Record set START

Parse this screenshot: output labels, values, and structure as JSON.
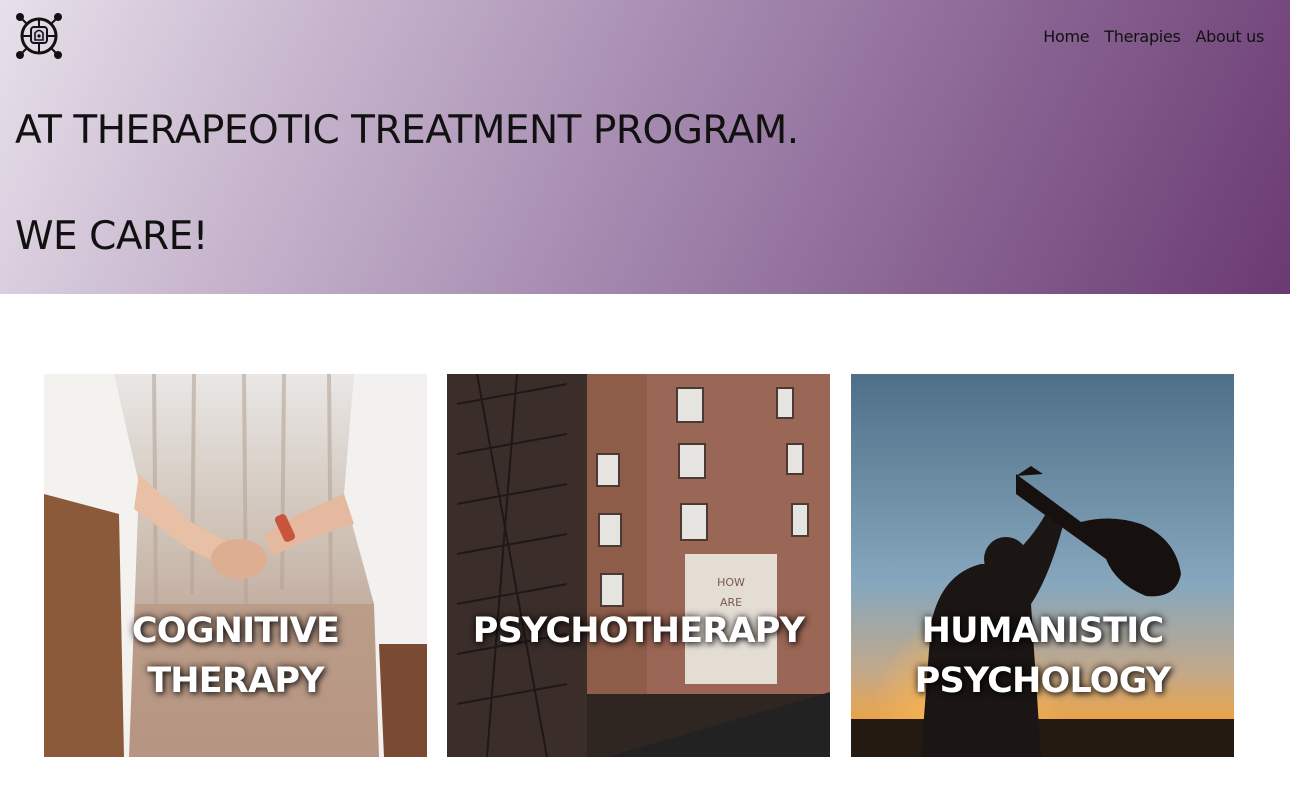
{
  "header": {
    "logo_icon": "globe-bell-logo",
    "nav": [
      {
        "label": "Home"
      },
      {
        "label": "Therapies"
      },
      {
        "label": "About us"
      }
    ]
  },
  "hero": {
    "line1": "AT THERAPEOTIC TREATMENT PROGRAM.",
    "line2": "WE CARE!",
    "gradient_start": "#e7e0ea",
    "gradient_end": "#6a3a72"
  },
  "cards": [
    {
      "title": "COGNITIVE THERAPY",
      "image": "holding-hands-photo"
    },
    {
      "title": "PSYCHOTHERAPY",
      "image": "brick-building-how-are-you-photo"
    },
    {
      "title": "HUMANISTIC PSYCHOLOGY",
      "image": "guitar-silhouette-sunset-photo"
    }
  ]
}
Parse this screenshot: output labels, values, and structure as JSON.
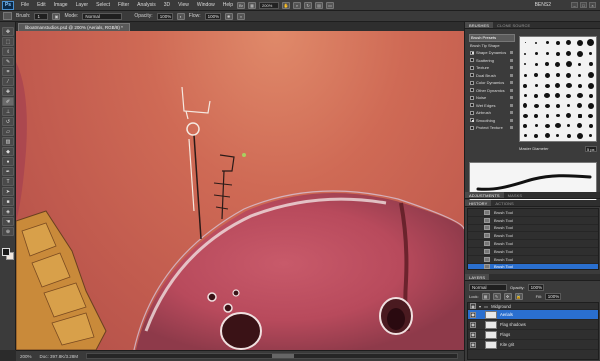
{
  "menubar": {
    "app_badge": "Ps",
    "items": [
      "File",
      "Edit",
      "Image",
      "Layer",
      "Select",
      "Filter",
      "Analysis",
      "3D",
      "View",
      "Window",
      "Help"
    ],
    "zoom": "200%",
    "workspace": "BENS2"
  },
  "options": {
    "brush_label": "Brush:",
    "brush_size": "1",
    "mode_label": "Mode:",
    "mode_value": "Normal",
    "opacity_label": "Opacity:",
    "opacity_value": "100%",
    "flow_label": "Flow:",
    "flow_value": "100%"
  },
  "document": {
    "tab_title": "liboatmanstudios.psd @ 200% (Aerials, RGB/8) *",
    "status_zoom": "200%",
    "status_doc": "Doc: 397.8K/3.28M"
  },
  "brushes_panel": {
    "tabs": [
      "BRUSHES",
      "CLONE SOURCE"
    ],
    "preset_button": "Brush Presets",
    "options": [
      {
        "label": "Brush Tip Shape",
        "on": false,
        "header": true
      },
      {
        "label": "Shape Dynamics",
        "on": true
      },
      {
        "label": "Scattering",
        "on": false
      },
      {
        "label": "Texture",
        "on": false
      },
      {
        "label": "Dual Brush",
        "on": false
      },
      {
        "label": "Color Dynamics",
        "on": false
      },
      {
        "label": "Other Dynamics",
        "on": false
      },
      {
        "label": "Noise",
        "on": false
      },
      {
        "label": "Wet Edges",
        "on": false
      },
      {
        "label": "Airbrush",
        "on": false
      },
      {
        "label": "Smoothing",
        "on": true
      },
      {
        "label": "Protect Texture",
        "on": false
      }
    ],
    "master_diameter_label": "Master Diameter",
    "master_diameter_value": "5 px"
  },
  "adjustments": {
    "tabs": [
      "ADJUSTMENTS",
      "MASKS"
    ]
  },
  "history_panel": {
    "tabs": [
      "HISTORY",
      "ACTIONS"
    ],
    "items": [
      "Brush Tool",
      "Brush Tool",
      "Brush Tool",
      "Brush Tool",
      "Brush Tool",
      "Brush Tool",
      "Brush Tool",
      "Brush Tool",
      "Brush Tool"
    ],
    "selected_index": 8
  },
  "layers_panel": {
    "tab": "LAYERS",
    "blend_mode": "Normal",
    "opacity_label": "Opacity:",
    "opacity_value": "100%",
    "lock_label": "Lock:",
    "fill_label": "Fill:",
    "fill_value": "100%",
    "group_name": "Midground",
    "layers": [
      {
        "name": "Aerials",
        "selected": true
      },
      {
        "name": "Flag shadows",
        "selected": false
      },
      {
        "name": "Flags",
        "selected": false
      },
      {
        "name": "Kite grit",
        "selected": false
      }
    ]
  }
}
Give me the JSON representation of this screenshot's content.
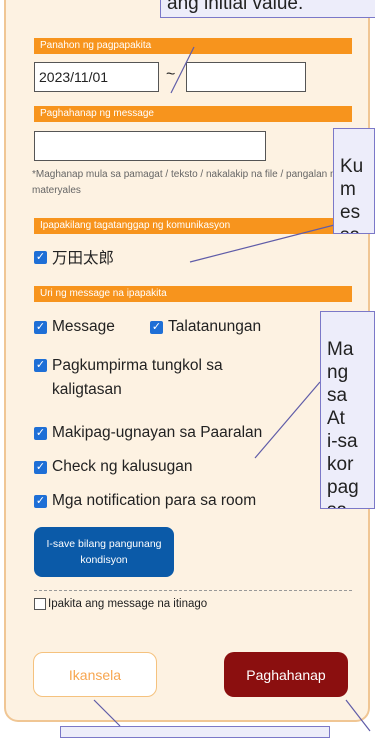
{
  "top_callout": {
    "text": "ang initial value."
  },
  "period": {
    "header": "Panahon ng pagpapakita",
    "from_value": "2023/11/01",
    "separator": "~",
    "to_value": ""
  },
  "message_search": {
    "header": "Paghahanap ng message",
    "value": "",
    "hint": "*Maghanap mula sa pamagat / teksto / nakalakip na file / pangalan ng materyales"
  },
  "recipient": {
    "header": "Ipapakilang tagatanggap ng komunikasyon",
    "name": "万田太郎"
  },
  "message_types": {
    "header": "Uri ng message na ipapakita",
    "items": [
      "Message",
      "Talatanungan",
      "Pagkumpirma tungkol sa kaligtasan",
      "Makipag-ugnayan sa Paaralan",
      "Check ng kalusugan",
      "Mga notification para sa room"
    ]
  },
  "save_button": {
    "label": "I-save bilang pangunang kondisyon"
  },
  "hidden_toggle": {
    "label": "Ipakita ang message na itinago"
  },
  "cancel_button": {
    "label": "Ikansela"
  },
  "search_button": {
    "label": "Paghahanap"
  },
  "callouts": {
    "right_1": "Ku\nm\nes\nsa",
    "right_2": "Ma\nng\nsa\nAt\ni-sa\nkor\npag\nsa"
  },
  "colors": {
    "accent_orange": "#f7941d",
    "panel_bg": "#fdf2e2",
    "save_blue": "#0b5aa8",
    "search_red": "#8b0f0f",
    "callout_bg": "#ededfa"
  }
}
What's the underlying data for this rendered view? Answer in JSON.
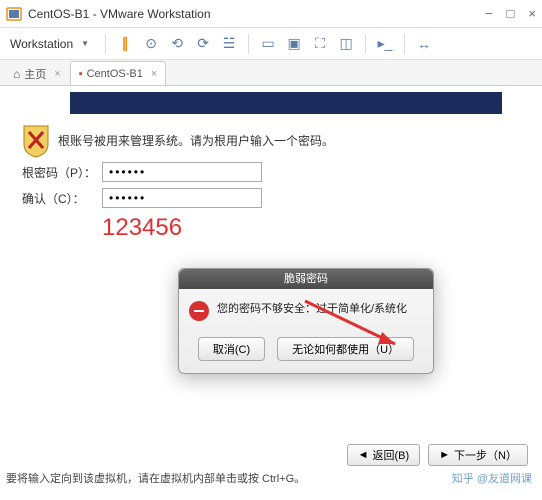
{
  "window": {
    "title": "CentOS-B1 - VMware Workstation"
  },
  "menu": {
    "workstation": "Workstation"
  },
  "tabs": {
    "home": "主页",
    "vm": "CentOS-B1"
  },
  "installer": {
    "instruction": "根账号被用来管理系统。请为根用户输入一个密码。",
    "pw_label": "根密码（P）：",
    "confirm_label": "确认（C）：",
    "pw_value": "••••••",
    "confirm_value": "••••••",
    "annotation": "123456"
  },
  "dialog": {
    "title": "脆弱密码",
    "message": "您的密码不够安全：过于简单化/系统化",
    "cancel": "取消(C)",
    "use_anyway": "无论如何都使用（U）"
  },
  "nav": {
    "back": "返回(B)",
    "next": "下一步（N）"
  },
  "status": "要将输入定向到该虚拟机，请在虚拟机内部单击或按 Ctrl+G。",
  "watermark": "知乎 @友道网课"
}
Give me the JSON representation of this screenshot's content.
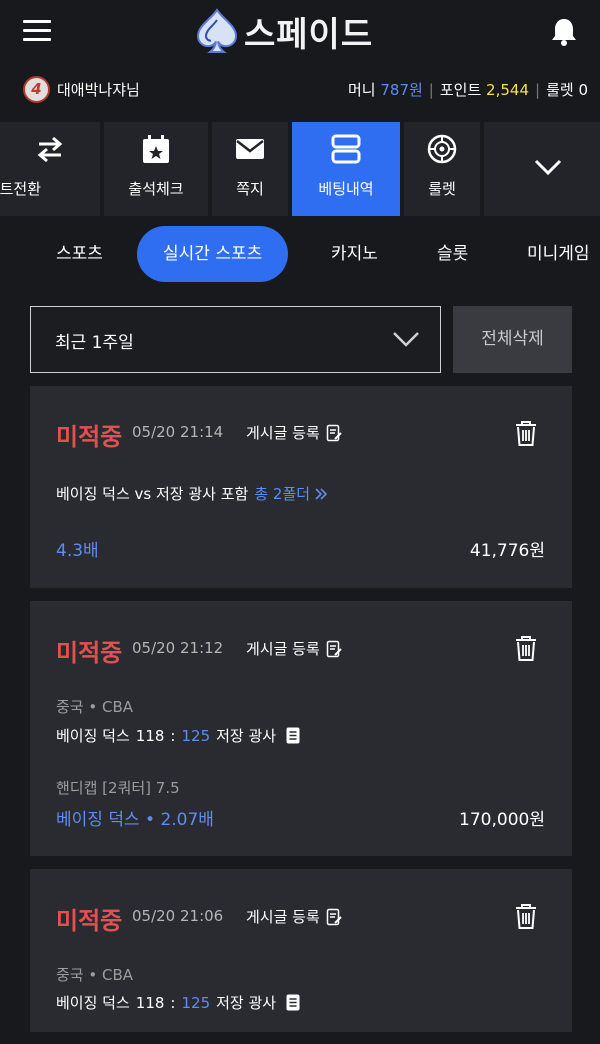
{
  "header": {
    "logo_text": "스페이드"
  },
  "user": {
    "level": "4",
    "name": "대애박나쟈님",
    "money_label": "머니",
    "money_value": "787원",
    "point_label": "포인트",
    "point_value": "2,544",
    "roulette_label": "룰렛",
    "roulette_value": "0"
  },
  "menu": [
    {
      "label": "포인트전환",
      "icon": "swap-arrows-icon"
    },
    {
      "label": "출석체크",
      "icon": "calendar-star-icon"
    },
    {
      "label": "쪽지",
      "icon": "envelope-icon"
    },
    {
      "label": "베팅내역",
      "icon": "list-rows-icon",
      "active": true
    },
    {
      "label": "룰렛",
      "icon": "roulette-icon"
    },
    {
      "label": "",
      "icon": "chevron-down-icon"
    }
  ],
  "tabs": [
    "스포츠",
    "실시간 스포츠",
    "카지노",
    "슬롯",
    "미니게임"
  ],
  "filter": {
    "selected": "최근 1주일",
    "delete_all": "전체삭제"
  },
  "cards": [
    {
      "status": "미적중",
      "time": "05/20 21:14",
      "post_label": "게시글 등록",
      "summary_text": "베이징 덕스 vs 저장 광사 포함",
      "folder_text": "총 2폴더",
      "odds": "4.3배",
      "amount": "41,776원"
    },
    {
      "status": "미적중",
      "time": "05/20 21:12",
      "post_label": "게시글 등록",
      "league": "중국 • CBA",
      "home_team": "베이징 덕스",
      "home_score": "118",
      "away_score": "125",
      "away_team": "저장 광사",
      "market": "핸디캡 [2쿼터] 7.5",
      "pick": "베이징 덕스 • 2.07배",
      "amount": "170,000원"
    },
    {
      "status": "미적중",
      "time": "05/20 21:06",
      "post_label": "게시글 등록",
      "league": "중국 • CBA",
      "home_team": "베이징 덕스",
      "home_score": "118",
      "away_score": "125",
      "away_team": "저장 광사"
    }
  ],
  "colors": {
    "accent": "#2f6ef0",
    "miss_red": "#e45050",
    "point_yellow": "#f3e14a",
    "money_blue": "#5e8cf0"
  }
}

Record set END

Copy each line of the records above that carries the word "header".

  "header": {
        "header": true
    "header": "Panahon ng pagpapakita",
    "header": "Paghahanap ng message",
    "header": "Ipapakilang tagatanggap ng komunikasyon",
    "header": "Uri ng message na ipapakita",
  "header": {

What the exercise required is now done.